The Cold Light of Dawn (The King’s Greatest Enemy)

Written by Anna Belfrage
Review by Penny Ingham

This is the fourth book in the King’s Greatest Enemy series. Set in turbulent 14th-century England, it follows the lives of lowly knight Adam de Guirande and his wife, Kit, as they negotiate a dangerous path through the backstabbing politics of the royal court. Edward II’s disastrous reign has ended with his deposition and exile, and his young son, Edward III, is now on the throne. Edward is closely controlled by his mother Queen Isabella and her lover, Roger Mortimer, but the adolescent king is beginning to chafe against their influence. The tense undercurrent running through this novel is not if Edward will act, but when.

Adam Guirande is the foster son of Mortimer and loves him like a father. At the same time, he has sworn allegiance to the young king, and Adam’s internal struggles with bitter disappointment, betrayal and divided loyalties are convincingly portrayed. So too is his relationship with his wife; their banter and their deep love for each other give the novel its romantic heart.

Queen Isabella is often portrayed as a she-wolf, and Mortimer a power-hungry despot, but in this novel the couple are more rounded. Mortimer is shown to be voraciously ambitious but also exhausted from the long hours required to run a kingdom, whilst the young king spends his days hunting and jousting.

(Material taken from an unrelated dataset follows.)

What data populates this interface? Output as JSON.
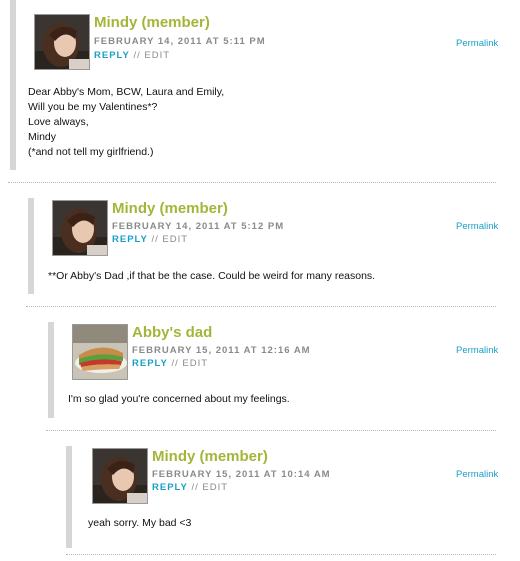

For my taste, the novel was rather heavy on dialogue as opposed to narrative. Not having read the first three novels, I also found myself playing catch-up at times, and a list of characters would have been a helpful addition to the brief resume at the start of the book. But an enjoyable, enlightening read nonetheless!